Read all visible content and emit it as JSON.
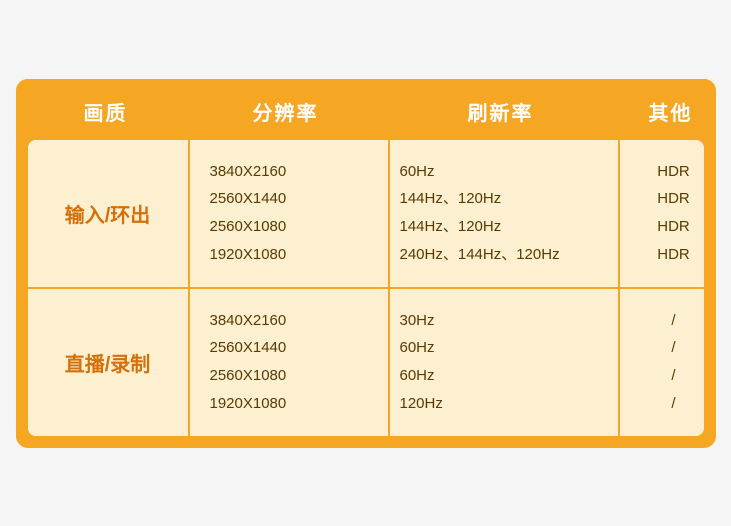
{
  "header": {
    "col1": "画质",
    "col2": "分辨率",
    "col3": "刷新率",
    "col4": "其他"
  },
  "rows": [
    {
      "label": "输入/环出",
      "resolutions": [
        "3840X2160",
        "2560X1440",
        "2560X1080",
        "1920X1080"
      ],
      "refresh_rates": [
        "60Hz",
        "144Hz、120Hz",
        "144Hz、120Hz",
        "240Hz、144Hz、120Hz"
      ],
      "others": [
        "HDR",
        "HDR",
        "HDR",
        "HDR"
      ]
    },
    {
      "label": "直播/录制",
      "resolutions": [
        "3840X2160",
        "2560X1440",
        "2560X1080",
        "1920X1080"
      ],
      "refresh_rates": [
        "30Hz",
        "60Hz",
        "60Hz",
        "120Hz"
      ],
      "others": [
        "/",
        "/",
        "/",
        "/"
      ]
    }
  ],
  "colors": {
    "orange": "#f5a623",
    "light_bg": "#fdf0d0",
    "text_dark": "#5a3a00",
    "label_color": "#d4700a",
    "header_text": "#ffffff"
  }
}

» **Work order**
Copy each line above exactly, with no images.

» **Result for this exercise**
Read all visible content and emit it as JSON.
{
  "header": {
    "col1": "画质",
    "col2": "分辨率",
    "col3": "刷新率",
    "col4": "其他"
  },
  "rows": [
    {
      "label": "输入/环出",
      "resolutions": [
        "3840X2160",
        "2560X1440",
        "2560X1080",
        "1920X1080"
      ],
      "refresh_rates": [
        "60Hz",
        "144Hz、120Hz",
        "144Hz、120Hz",
        "240Hz、144Hz、120Hz"
      ],
      "others": [
        "HDR",
        "HDR",
        "HDR",
        "HDR"
      ]
    },
    {
      "label": "直播/录制",
      "resolutions": [
        "3840X2160",
        "2560X1440",
        "2560X1080",
        "1920X1080"
      ],
      "refresh_rates": [
        "30Hz",
        "60Hz",
        "60Hz",
        "120Hz"
      ],
      "others": [
        "/",
        "/",
        "/",
        "/"
      ]
    }
  ],
  "colors": {
    "orange": "#f5a623",
    "light_bg": "#fdf0d0",
    "text_dark": "#5a3a00",
    "label_color": "#d4700a",
    "header_text": "#ffffff"
  }
}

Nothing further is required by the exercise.